TASK DESCRIPTION :: Begin at the line containing "What data populates" and end at the final line of the entries. Please reproduce those lines exactly.

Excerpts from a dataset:

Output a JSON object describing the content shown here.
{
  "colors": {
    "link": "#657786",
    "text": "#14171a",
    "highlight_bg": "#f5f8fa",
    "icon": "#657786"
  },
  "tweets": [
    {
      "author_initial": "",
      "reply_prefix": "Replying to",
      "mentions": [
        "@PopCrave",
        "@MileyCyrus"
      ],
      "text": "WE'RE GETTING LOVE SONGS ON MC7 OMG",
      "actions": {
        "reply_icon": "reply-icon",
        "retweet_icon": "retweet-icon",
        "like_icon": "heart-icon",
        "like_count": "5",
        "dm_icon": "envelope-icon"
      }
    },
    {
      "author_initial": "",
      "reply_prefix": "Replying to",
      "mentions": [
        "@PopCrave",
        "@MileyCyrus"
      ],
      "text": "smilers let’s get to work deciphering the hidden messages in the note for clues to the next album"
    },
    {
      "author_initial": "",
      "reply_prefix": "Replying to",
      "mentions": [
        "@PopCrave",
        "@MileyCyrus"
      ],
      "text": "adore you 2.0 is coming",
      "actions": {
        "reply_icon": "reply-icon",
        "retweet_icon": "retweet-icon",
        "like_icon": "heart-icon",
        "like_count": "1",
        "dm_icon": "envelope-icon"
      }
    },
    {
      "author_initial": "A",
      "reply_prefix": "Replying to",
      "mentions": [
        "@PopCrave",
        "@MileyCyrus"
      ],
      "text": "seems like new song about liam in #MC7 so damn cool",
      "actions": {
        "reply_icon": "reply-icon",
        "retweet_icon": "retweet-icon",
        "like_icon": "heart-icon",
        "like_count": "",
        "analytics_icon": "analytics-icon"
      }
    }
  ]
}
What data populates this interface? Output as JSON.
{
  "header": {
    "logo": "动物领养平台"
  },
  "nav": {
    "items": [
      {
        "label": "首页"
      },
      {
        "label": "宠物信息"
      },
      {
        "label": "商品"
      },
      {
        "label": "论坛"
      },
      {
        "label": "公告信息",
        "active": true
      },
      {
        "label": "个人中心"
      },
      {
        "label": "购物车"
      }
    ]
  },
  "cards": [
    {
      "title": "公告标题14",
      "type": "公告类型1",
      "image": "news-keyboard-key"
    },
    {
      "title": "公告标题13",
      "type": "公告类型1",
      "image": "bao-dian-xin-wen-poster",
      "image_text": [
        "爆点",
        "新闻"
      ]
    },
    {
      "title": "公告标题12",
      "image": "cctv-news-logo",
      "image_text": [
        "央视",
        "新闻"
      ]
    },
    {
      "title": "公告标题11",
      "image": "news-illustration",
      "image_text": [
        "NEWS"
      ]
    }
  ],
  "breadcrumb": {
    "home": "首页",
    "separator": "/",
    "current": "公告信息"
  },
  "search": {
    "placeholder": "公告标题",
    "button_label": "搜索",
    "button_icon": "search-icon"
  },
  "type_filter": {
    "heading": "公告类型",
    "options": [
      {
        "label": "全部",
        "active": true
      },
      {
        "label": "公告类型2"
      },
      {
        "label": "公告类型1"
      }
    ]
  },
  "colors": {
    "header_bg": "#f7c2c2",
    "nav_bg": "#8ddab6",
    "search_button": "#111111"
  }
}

TASK OUTPUT ::
What data populates this interface? Output as JSON.
{
  "header": {
    "logo": "动物领养平台"
  },
  "nav": {
    "items": [
      {
        "label": "首页"
      },
      {
        "label": "宠物信息"
      },
      {
        "label": "商品"
      },
      {
        "label": "论坛"
      },
      {
        "label": "公告信息",
        "active": true
      },
      {
        "label": "个人中心"
      },
      {
        "label": "购物车"
      }
    ]
  },
  "cards": [
    {
      "title": "公告标题14",
      "type": "公告类型1",
      "image": "news-keyboard-key"
    },
    {
      "title": "公告标题13",
      "type": "公告类型1",
      "image": "bao-dian-xin-wen-poster",
      "image_text": [
        "爆点",
        "新闻"
      ]
    },
    {
      "title": "公告标题12",
      "image": "cctv-news-logo",
      "image_text": [
        "央视",
        "新闻"
      ]
    },
    {
      "title": "公告标题11",
      "image": "news-illustration",
      "image_text": [
        "NEWS"
      ]
    }
  ],
  "breadcrumb": {
    "home": "首页",
    "separator": "/",
    "current": "公告信息"
  },
  "search": {
    "placeholder": "公告标题",
    "button_label": "搜索",
    "button_icon": "search-icon"
  },
  "type_filter": {
    "heading": "公告类型",
    "options": [
      {
        "label": "全部",
        "active": true
      },
      {
        "label": "公告类型2"
      },
      {
        "label": "公告类型1"
      }
    ]
  },
  "colors": {
    "header_bg": "#f7c2c2",
    "nav_bg": "#8ddab6",
    "search_button": "#111111"
  }
}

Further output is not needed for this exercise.